ROSEBURG, Ore. – Umpqua River system anglers should be aware of regulation changes in effect this year. The changes resulted from the Coastal Multi-Species Conservation and Management Plan<http://www.dfw.state.or.us/fish/CRP/coastal_multispecies.asp> (CMP) that was adopted by the Oregon Fish and Wildlife Commission in June 2014.
Mainstem Umpqua River – Spring chinook salmon
• Season runs Feb. 1 – July 31 Previously, the mainstem was open year-round for chinook; now it is delineated by spring and fall runs and is closed the month of January.
• Harvest limit is two wild spring chinook/day and five for the season to protect South Umpqua River wild spring chinook. The new regulation allows more wild springers to escape the mainstem fishery on their way to the South Umpqua which is always closed to chinook angling. Additional hatchery spring chinook can be retained.
Mainstem Umpqua River – Fall chinook salmon
• Season runs Aug. 1 – Dec. 31.
• Harvest limit is two wild fall chinook/day and up to 20 total in combination with all other salmon or steelhead on an angler’s salmon tag. Fish harvested in the Umpqua system and other rivers, such as the Coos, are counted in the aggregate. All salmon/steelhead harvested must be recorded. If an angler records a hatchery fish on their salmon tag, it counts as part of the 20 salmon/steelhead per year limit. Anglers can purchase a hatchery harvest tag to record their hatchery harvest separately.
North Umpqua River – Spring chinook salmon
• Season runs Feb. 1 – July 31.
• Harvest limit is two wild spring chinook/day and up to 10 for the season in combination with wild chinook harvested in the mainstem Umpqua River. Example: harvest four wild springers on the mainstem Umpqua and six wild springers on the North Umpqua. Additional hatchery springers can be retained.
Other changes in the CMP include an increase in hatchery production for the South Umpqua winter steelhead program to a release of 150,000 smolts. ODFW should meet this production goal in 2016.
As lined out in the CMP, ODFW is working to establish a sliding scale for wild coho, fall and spring chinook salmon harvest. This year’s season was set as an “average” year; future seasons will be set according to forecasted returns.

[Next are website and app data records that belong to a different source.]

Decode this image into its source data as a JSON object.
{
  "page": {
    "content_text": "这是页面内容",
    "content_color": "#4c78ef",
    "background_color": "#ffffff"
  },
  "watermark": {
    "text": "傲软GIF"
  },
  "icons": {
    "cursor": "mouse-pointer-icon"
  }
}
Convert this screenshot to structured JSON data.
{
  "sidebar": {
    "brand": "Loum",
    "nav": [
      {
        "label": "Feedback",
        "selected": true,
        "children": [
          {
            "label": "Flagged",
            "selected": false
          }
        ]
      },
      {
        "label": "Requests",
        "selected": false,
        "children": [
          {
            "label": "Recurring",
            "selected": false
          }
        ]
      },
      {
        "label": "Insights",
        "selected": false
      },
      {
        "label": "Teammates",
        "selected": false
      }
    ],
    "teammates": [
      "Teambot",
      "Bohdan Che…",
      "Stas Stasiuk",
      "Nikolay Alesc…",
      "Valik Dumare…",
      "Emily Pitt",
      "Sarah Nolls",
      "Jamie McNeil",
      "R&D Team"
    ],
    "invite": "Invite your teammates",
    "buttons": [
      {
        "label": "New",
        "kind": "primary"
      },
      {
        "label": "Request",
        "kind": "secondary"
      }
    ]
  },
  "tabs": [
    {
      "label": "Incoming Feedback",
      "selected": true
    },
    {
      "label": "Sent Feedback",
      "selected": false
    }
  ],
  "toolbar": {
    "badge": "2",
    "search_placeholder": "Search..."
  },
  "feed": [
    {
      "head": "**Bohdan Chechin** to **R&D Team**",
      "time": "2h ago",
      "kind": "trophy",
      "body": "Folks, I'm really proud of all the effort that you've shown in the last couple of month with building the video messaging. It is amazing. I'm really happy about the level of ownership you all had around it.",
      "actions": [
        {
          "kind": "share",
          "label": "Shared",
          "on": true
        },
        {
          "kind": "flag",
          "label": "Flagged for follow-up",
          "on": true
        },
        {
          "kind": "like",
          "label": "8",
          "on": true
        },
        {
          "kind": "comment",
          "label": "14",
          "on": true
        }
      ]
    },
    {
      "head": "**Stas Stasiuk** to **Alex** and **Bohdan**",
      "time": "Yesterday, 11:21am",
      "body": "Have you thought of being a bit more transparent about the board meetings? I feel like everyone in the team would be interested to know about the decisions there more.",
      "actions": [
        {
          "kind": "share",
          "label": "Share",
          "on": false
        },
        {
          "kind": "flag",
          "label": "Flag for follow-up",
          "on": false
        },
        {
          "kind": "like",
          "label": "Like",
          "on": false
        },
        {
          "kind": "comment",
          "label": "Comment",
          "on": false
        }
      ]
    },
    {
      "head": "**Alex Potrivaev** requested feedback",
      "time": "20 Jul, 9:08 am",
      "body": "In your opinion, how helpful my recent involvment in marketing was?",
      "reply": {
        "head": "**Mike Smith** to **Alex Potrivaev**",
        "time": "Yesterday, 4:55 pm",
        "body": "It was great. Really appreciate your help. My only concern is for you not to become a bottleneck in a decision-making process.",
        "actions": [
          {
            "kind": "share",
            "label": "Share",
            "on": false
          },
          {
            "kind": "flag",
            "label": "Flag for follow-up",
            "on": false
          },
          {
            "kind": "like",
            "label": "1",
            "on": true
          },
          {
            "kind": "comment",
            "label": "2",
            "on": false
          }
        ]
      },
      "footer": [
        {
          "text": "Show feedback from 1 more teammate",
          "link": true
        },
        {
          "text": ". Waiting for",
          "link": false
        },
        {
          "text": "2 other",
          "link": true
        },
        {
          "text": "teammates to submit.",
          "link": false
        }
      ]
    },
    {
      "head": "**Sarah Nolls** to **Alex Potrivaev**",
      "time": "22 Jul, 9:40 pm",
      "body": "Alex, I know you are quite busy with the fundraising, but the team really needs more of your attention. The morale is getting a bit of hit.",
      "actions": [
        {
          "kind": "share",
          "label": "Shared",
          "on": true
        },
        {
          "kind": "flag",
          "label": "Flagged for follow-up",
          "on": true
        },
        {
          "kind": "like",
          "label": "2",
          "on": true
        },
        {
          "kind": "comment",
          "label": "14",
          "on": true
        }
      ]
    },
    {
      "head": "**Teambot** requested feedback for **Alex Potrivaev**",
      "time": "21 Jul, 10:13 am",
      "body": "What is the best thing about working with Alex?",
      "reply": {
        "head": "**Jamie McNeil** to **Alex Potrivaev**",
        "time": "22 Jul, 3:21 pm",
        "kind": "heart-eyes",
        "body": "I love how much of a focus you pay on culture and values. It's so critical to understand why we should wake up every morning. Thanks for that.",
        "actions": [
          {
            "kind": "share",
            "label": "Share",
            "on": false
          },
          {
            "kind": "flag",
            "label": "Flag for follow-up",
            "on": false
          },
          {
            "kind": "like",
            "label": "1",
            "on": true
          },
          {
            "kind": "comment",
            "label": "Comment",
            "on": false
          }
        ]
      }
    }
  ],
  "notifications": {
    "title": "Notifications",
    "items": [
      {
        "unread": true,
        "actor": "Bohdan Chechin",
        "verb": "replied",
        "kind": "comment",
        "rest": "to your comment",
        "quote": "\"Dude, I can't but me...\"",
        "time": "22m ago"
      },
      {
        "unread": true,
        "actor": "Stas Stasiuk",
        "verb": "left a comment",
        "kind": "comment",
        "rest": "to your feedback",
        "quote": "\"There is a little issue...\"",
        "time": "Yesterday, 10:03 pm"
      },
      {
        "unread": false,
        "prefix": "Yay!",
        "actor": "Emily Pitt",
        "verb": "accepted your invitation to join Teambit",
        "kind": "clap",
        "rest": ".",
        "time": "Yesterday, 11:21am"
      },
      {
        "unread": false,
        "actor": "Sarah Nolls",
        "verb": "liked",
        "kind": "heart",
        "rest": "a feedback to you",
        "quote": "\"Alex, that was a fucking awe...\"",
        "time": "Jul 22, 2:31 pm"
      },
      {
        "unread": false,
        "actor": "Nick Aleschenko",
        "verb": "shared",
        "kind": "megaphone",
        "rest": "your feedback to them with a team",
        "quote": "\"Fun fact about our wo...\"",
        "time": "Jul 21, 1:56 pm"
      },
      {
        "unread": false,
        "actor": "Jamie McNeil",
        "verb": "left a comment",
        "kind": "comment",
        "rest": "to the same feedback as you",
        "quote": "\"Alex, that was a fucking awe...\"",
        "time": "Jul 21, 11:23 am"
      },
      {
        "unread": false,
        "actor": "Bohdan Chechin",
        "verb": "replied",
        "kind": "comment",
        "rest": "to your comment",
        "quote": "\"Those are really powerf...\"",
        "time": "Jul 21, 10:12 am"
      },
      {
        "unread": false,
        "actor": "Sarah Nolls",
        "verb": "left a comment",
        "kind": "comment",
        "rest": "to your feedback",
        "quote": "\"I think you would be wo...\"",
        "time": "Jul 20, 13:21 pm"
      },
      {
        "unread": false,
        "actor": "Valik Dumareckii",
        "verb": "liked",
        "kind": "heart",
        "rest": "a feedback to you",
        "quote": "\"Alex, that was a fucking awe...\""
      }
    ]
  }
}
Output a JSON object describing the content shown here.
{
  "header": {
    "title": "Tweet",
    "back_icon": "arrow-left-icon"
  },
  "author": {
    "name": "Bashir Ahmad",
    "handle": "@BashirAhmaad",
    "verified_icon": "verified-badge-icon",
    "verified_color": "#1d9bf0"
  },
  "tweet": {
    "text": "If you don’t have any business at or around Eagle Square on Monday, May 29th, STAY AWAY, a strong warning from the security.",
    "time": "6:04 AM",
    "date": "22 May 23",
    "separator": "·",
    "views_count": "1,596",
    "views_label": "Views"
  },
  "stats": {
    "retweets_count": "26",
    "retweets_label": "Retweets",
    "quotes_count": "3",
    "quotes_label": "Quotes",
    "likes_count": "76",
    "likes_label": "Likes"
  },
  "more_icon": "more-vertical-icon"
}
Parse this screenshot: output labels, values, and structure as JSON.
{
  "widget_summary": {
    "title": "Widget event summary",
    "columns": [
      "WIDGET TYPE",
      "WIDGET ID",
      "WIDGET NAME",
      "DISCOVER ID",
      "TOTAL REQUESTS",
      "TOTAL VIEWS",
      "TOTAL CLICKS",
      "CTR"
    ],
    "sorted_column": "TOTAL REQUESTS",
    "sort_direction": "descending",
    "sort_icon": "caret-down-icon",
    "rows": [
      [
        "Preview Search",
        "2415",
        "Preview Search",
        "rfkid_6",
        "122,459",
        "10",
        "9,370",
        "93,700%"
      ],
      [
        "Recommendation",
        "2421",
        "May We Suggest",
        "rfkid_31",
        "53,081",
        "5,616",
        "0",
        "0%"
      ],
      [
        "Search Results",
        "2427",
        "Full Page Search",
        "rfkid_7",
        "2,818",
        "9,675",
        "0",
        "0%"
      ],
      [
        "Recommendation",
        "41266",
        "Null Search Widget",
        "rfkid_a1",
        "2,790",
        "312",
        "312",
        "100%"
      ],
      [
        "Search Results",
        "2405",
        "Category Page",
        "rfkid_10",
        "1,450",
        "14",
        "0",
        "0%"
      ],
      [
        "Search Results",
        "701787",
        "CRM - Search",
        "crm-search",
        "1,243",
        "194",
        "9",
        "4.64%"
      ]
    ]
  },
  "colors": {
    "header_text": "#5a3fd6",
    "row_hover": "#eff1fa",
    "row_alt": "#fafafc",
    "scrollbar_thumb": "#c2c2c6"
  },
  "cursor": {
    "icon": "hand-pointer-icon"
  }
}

The CMP also created more catch-and-release trout fishing areas in the Umpqua basin.
Harvest areas for two trout/day:
• Tributaries to the mainstem Umpqua River.
• Tributaries to the Smith River.
• North Umpqua River and tributaries above Slide Creek Dam.
The following areas, previously a two trout per day harvest, are now catch-and-release only:
• North Umpqua tributaries from mouth to Soda Springs Dam.
• South Umpqua mouth to Jackson Creek.
• South Umpqua tributaries below Jackson Creek.
• Cow Creek to Middle Creek.
• Cow Creek tributaries and mainstem Cow Creek above Middle Creek.
Anglers should always check the 2015 Oregon Sport Fishing Regulations for date and gear restrictions and the map for areas in red closed to all angling year-round.